PG-13 Version: They omit all of this, as we cut to Doug opening the safe deposit box.

Inside the box Doug finds multiple passports for three different men, including one named Harry Reed which looks nothing like him.  He also finds a strange silver collar and tons of money. The money features Obama on it, so I guess after he was done being the U.S. President he went on to become the Prime Minister of England or something? Continuing to search, he finds a small black rectangular shape that does nothing and the crown jewel: a video recording from himself.

The recording is of himself barricading himself into a hospital room and quickly talking into a camera while guards try to break into the room. He says if he's watching this it means he was captured and had his memories erased, and that nothing he remembers is real. He gives him the address of his apartment, telling him to go there. The Director's Cut version has an extra line where he says his face has been resculpted into the handsome mug of Colin Farrell.
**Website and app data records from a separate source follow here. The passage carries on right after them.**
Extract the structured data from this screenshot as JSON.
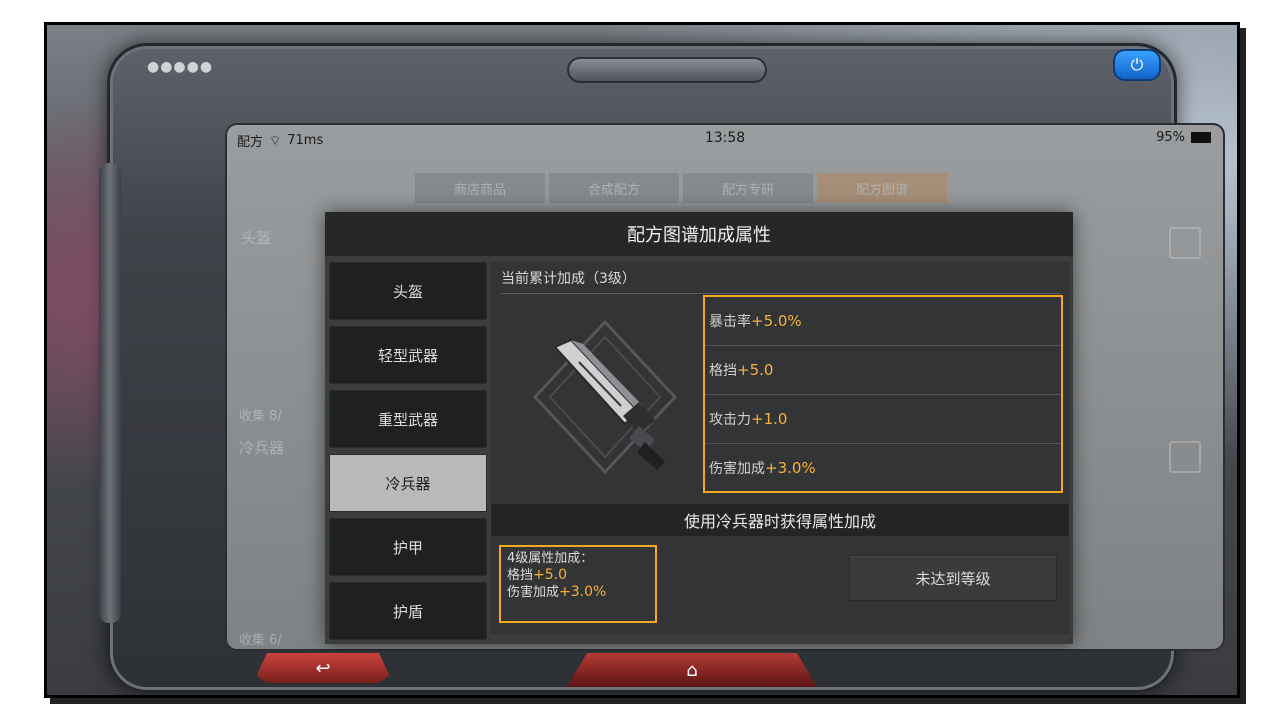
{
  "status": {
    "app": "配方",
    "ping": "71ms",
    "time": "13:58",
    "battery": "95%"
  },
  "background": {
    "tabs": [
      "商店商品",
      "合成配方",
      "配方专研",
      "配方图谱"
    ],
    "label_helmet": "头盔",
    "label_melee": "冷兵器",
    "label_collect_1": "收集 8/",
    "label_collect_2": "收集 6/"
  },
  "dialog": {
    "title": "配方图谱加成属性",
    "categories": [
      {
        "label": "头盔",
        "active": false
      },
      {
        "label": "轻型武器",
        "active": false
      },
      {
        "label": "重型武器",
        "active": false
      },
      {
        "label": "冷兵器",
        "active": true
      },
      {
        "label": "护甲",
        "active": false
      },
      {
        "label": "护盾",
        "active": false
      }
    ],
    "current_label": "当前累计加成（3级）",
    "stats": [
      {
        "name": "暴击率",
        "value": "+5.0%"
      },
      {
        "name": "格挡",
        "value": "+5.0"
      },
      {
        "name": "攻击力",
        "value": "+1.0"
      },
      {
        "name": "伤害加成",
        "value": "+3.0%"
      }
    ],
    "use_banner": "使用冷兵器时获得属性加成",
    "next_level": {
      "title": "4级属性加成：",
      "stats": [
        {
          "name": "格挡",
          "value": "+5.0"
        },
        {
          "name": "伤害加成",
          "value": "+3.0%"
        }
      ]
    },
    "level_button": "未达到等级"
  },
  "colors": {
    "accent": "#f5a623",
    "value": "#f7b23b",
    "active_category": "#b8b9ba",
    "power_button": "#1e7fe6",
    "nav_button": "#b33a35"
  }
}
We shift to the UFB, where passengers are arriving via the Fall. A woman dressed very similar to the one Arnold masqueraded as in the first movie steps through the scanner when a guard yells out “Hold it!”. But it turns out he wasn't talking to her, but an Asian man behind her that just happens to match one of the men from Doug's passport collection. The woman moves on to her counter, where she tells the attendant she'll be staying in the area for two weeks. Ha hah! If you MUST do a remake, this is how you should do it. Gotta give them clever points for this one.

We're shown the collar is a holographic projector, as that's how Doug was able to impersonate the Asian man. The collar malfunctions pretty quickly, revealing his identity to the guards. A fight scene breaks out, which is probably the highlight of the movie as Doug punches one guard's head THROUGH a glass window. Epic! For some reason Lori is now suddenly here, leading the pursuit of her “husband”.  He escapes outside to the highway, which is full of hover cars. Luckily one stops for him and it just happens to be Jessica Biel. She says she was able to find him because she was monitoring the police scanners, so at least her sudden appearance makes sense. This leads to a pretty thrilling hovercar chase sequences that ends with Doug and Jessica escaping Lori and the robocops. They go to the address Doug gave himself, Doug searching his place for answers but finds nothing.
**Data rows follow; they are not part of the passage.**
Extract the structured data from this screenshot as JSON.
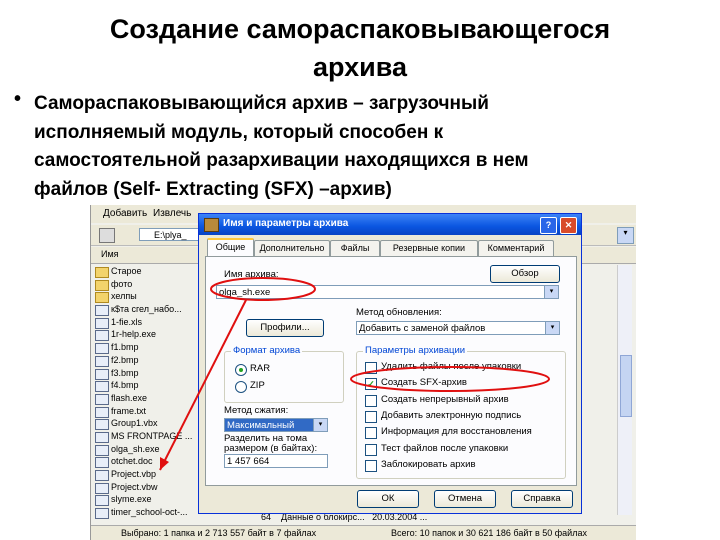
{
  "slide": {
    "title_line1": "Создание самораспаковывающегося",
    "title_line2": "архива",
    "bullet": "•",
    "body_line1": "Самораспаковывающийся архив – загрузочный",
    "body_line2": "исполняемый модуль, который способен к",
    "body_line3": "самостоятельной разархивации находящихся в нем",
    "body_line4": "файлов (Self- Extracting (SFX) –архив)"
  },
  "bg_window": {
    "menu": [
      "Добавить",
      "Извлечь"
    ],
    "path": "E:\\plya_",
    "path_dropdown": "▾",
    "column_header": "Имя",
    "files": [
      {
        "name": "Старое",
        "type": "folder"
      },
      {
        "name": "фото",
        "type": "folder"
      },
      {
        "name": "хелпы",
        "type": "folder"
      },
      {
        "name": "к$та сгел_набо...",
        "type": "file"
      },
      {
        "name": "1-fie.xls",
        "type": "file"
      },
      {
        "name": "1r-help.exe",
        "type": "file"
      },
      {
        "name": "f1.bmp",
        "type": "file"
      },
      {
        "name": "f2.bmp",
        "type": "file"
      },
      {
        "name": "f3.bmp",
        "type": "file"
      },
      {
        "name": "f4.bmp",
        "type": "file"
      },
      {
        "name": "flash.exe",
        "type": "file"
      },
      {
        "name": "frame.txt",
        "type": "file"
      },
      {
        "name": "Group1.vbx",
        "type": "file"
      },
      {
        "name": "MS FRONTPAGE ...",
        "type": "file"
      },
      {
        "name": "olga_sh.exe",
        "type": "file"
      },
      {
        "name": "otchet.doc",
        "type": "file"
      },
      {
        "name": "Project.vbp",
        "type": "file"
      },
      {
        "name": "Project.vbw",
        "type": "file"
      },
      {
        "name": "slyme.exe",
        "type": "file"
      },
      {
        "name": "timer_school-oct-...",
        "type": "file"
      }
    ],
    "bottom_row": {
      "size": "64",
      "type": "Данные о блокирс...",
      "date": "20.03.2004 ..."
    },
    "status_left": "Выбрано: 1 папка и 2 713 557 байт в 7 файлах",
    "status_right": "Всего: 10 папок и 30 621 186 байт в 50 файлах"
  },
  "dialog": {
    "title": "Имя и параметры архива",
    "help": "?",
    "close": "✕",
    "tabs": [
      "Общие",
      "Дополнительно",
      "Файлы",
      "Резервные копии",
      "Комментарий"
    ],
    "archive_name_label": "Имя архива:",
    "browse_button": "Обзор",
    "archive_name": "olga_sh.exe",
    "combo_arrow": "▾",
    "profiles_button": "Профили...",
    "update_method_label": "Метод обновления:",
    "update_method": "Добавить с заменой файлов",
    "format_group": "Формат архива",
    "format_options": [
      "RAR",
      "ZIP"
    ],
    "format_selected": 0,
    "compression_label": "Метод сжатия:",
    "compression": "Максимальный",
    "split_label_line1": "Разделить на тома",
    "split_label_line2": "размером (в байтах):",
    "split_value": "1 457 664",
    "options_group": "Параметры архивации",
    "check_mark": "✓",
    "options": [
      {
        "label": "Удалить файлы после упаковки",
        "checked": false
      },
      {
        "label": "Создать SFX-архив",
        "checked": true
      },
      {
        "label": "Создать непрерывный архив",
        "checked": false
      },
      {
        "label": "Добавить электронную подпись",
        "checked": false
      },
      {
        "label": "Информация для восстановления",
        "checked": false
      },
      {
        "label": "Тест файлов после упаковки",
        "checked": false
      },
      {
        "label": "Заблокировать архив",
        "checked": false
      }
    ],
    "ok_button": "ОК",
    "cancel_button": "Отмена",
    "help_button": "Справка"
  },
  "annotation_color": "#e01010"
}
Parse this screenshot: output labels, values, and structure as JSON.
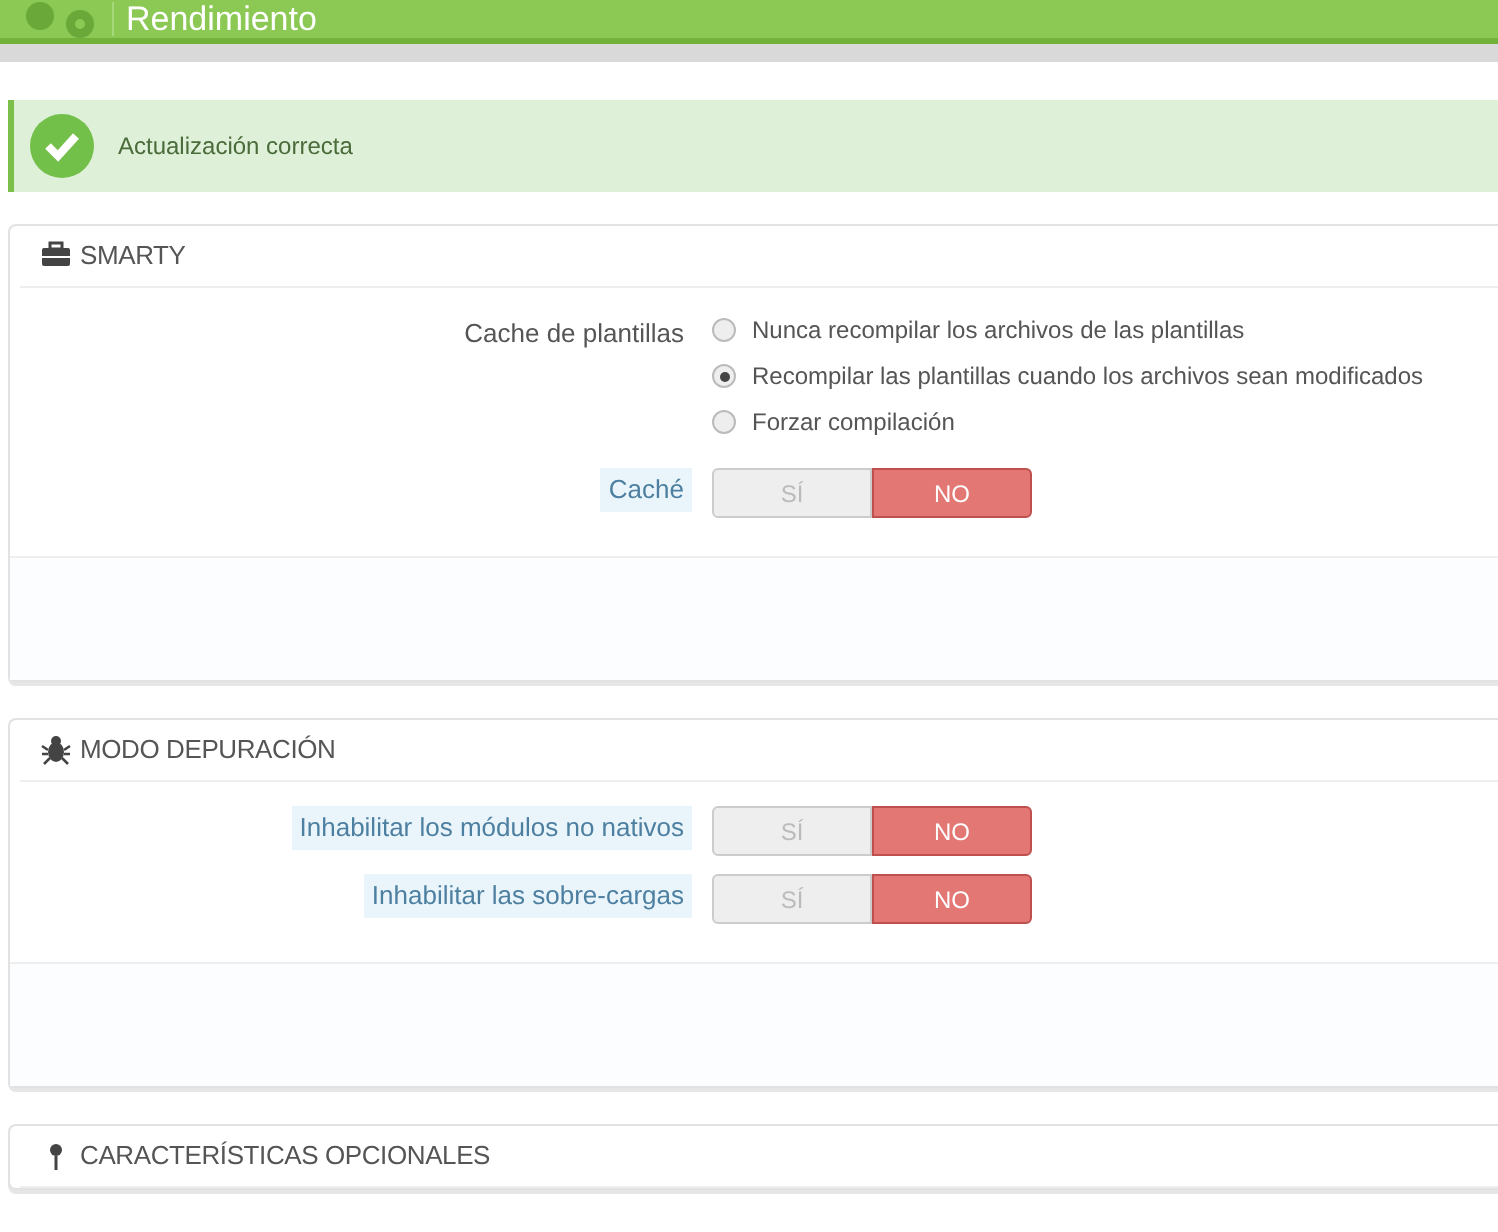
{
  "page_header": {
    "title": "Rendimiento"
  },
  "alert": {
    "text": "Actualización correcta"
  },
  "panels": [
    {
      "title": "SMARTY",
      "fields": [
        {
          "kind": "radio",
          "label": "Cache de plantillas",
          "help": false,
          "options": [
            {
              "label": "Nunca recompilar los archivos de las plantillas",
              "selected": false
            },
            {
              "label": "Recompilar las plantillas cuando los archivos sean modificados",
              "selected": true
            },
            {
              "label": "Forzar compilación",
              "selected": false
            }
          ]
        },
        {
          "kind": "switch",
          "label": "Caché",
          "help": true,
          "options": [
            {
              "label": "SÍ",
              "selected": false
            },
            {
              "label": "NO",
              "selected": true
            }
          ]
        }
      ]
    },
    {
      "title": "MODO DEPURACIÓN",
      "fields": [
        {
          "kind": "switch",
          "label": "Inhabilitar los módulos no nativos",
          "help": true,
          "options": [
            {
              "label": "SÍ",
              "selected": false
            },
            {
              "label": "NO",
              "selected": true
            }
          ]
        },
        {
          "kind": "switch",
          "label": "Inhabilitar las sobre-cargas",
          "help": true,
          "options": [
            {
              "label": "SÍ",
              "selected": false
            },
            {
              "label": "NO",
              "selected": true
            }
          ]
        }
      ]
    },
    {
      "title": "CARACTERÍSTICAS OPCIONALES"
    }
  ]
}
He finally sits down at a piano, which echoes a conversation he had with Harry earlier where he wished he could play the piano. He starts playing, and to his surprise, can play really well.  As he plays he finds one of the keys is broken, which jolts something in his head as he realizes what the black shape in the safe deposit box is. He switches it out with the broken key and finishes his song, which queues up a hologram atop the piano.

Director's Cut Version: the hologram is of the Henry Reed from the passport, who takes off a hologram collar to reveal himself as Carl Hauser. The hologram says it has, and I quote, “limited interactive capabilities” so Doug is able to question it as if he were talking to a person. Um... no? 

I don't even- how would... so apparently Hauser took the time to program this recording with ALL of his memories and give it the ability to answer questions based off them. Does that mean if Doug asked him what his favourite flavour of Skittles had been, it'd have been able to answer that? What was wrong with, y'know, just having a recording that told him what he needed to know? We had to go with “clever” instead? And by clever, I mean stupid.

Ugh. Hauser says he was a top intelligence agent assigned by Cohaagan to infiltrate the resistance and kill Matthias, but instead he met a woman who convinced him he was fighting for the wrong side. Cohaagan is actually the one behind the bombings, as he's killing his own people to justify the increased production of the robocops so he can have a private army to invade the Colony for their valuable SPACE.

Click here for Part 2!